§ **Exercise goal**: Across the listing below, count the lines containing "data". Answer with that number only.

§ **Material provided**:
*****

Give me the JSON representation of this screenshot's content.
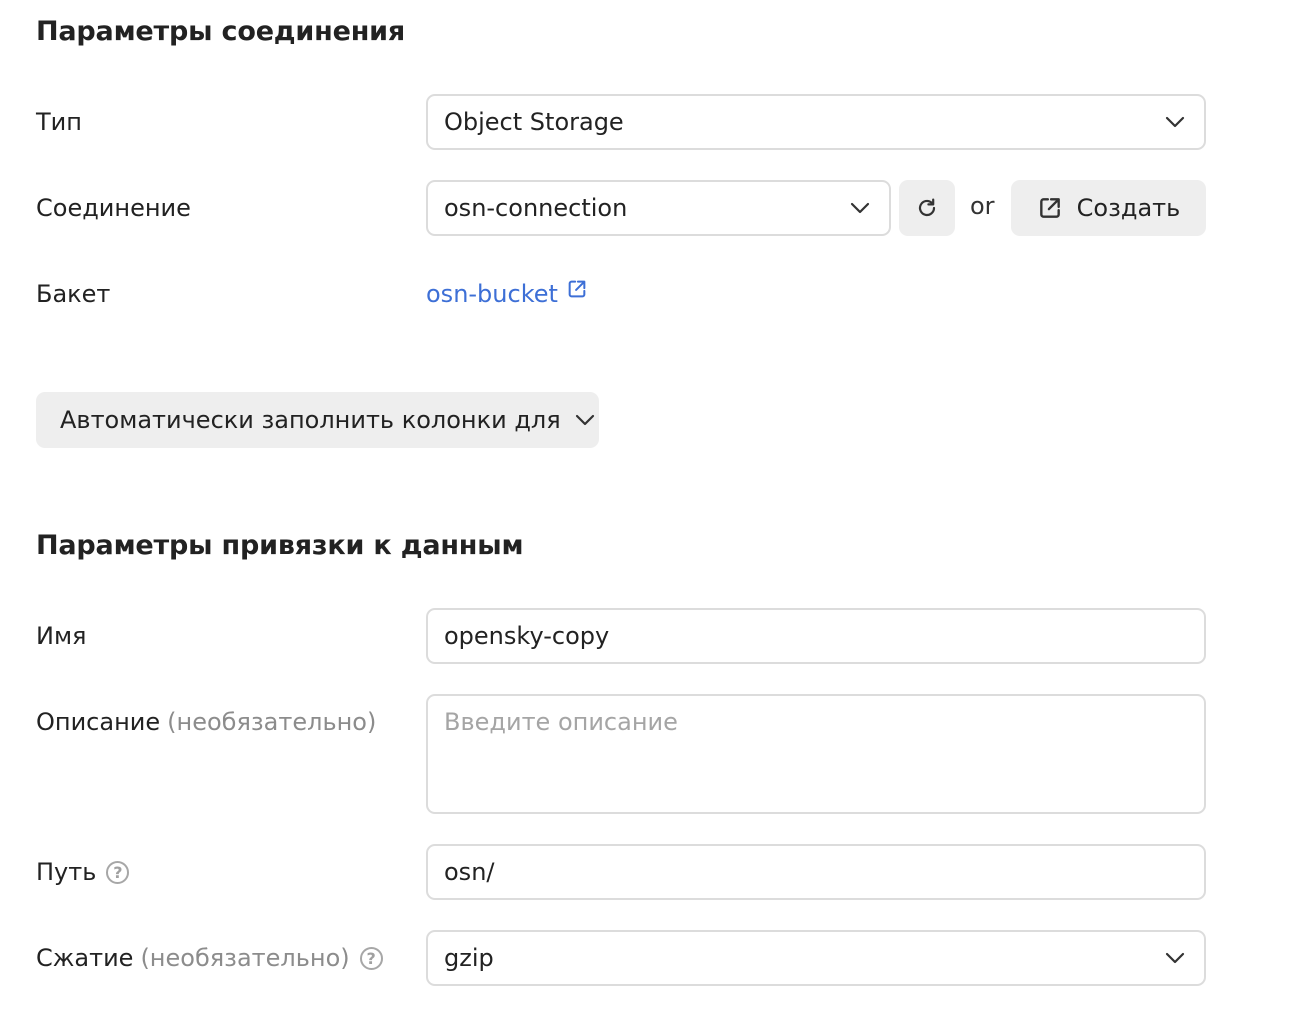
{
  "connection_section": {
    "title": "Параметры соединения",
    "type_label": "Тип",
    "type_value": "Object Storage",
    "connection_label": "Соединение",
    "connection_value": "osn-connection",
    "or_text": "or",
    "create_label": "Создать",
    "bucket_label": "Бакет",
    "bucket_link": "osn-bucket"
  },
  "autofill": {
    "label": "Автоматически заполнить колонки для"
  },
  "binding_section": {
    "title": "Параметры привязки к данным",
    "name_label": "Имя",
    "name_value": "opensky-copy",
    "description_label": "Описание",
    "optional_text": "(необязательно)",
    "description_placeholder": "Введите описание",
    "path_label": "Путь",
    "path_value": "osn/",
    "compression_label": "Сжатие",
    "compression_value": "gzip"
  },
  "icons": {
    "chevron": "chevron-down-icon",
    "refresh": "refresh-icon",
    "external": "external-link-icon",
    "help": "help-icon"
  },
  "colors": {
    "link": "#3d6fd6",
    "border": "#dcdcdc",
    "button_bg": "#eeeeee",
    "muted_text": "#8c8c8c"
  }
}
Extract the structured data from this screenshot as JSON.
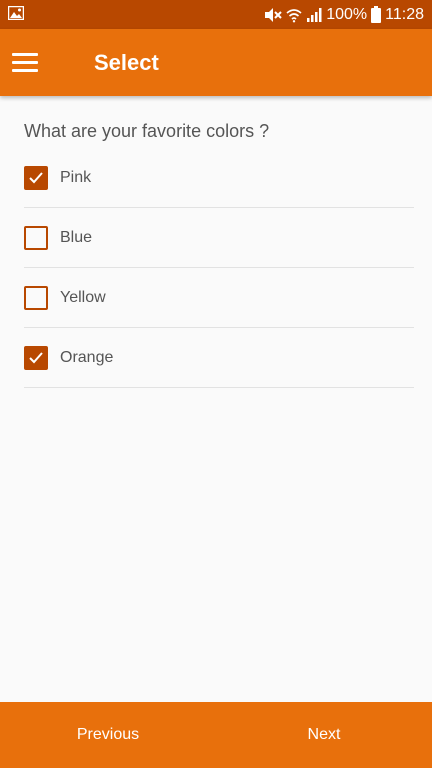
{
  "status_bar": {
    "battery_text": "100%",
    "time": "11:28",
    "icons": [
      "gallery-notification-icon",
      "mute-icon",
      "wifi-icon",
      "signal-icon",
      "battery-icon"
    ]
  },
  "app_bar": {
    "title": "Select",
    "menu_icon": "hamburger-menu-icon"
  },
  "question": "What are your favorite colors ?",
  "options": [
    {
      "label": "Pink",
      "checked": true
    },
    {
      "label": "Blue",
      "checked": false
    },
    {
      "label": "Yellow",
      "checked": false
    },
    {
      "label": "Orange",
      "checked": true
    }
  ],
  "navigation": {
    "previous_label": "Previous",
    "next_label": "Next"
  },
  "colors": {
    "status_bar": "#b84800",
    "app_bar": "#e8700c",
    "checkbox": "#b84800",
    "background": "#fafafa"
  }
}
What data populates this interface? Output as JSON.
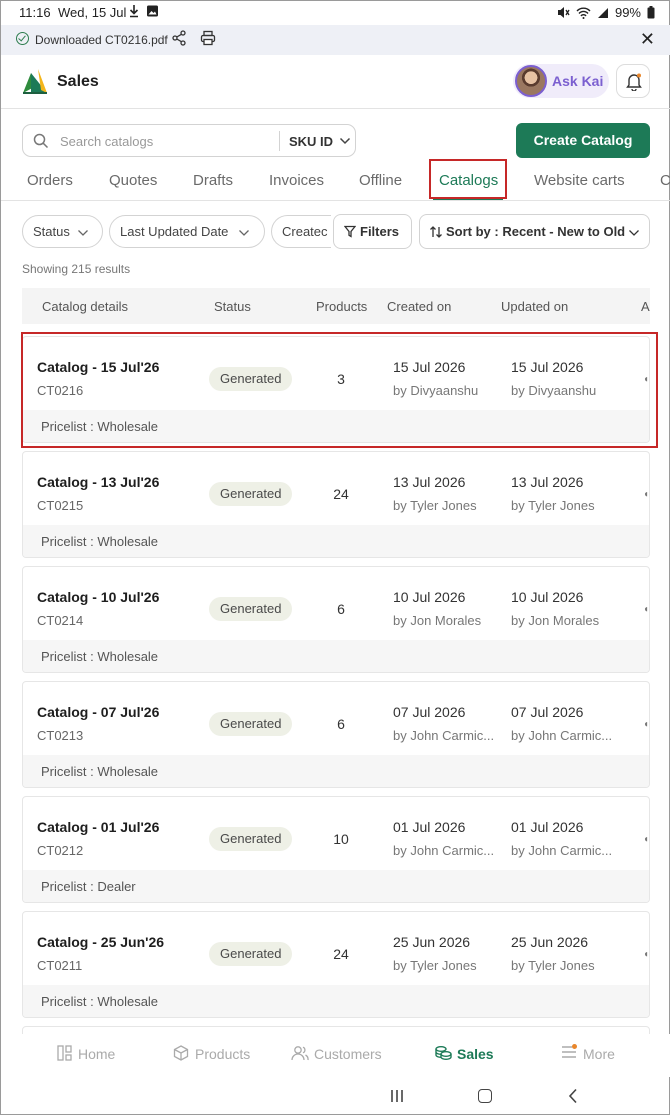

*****

§ **Solution to this exercise**: 2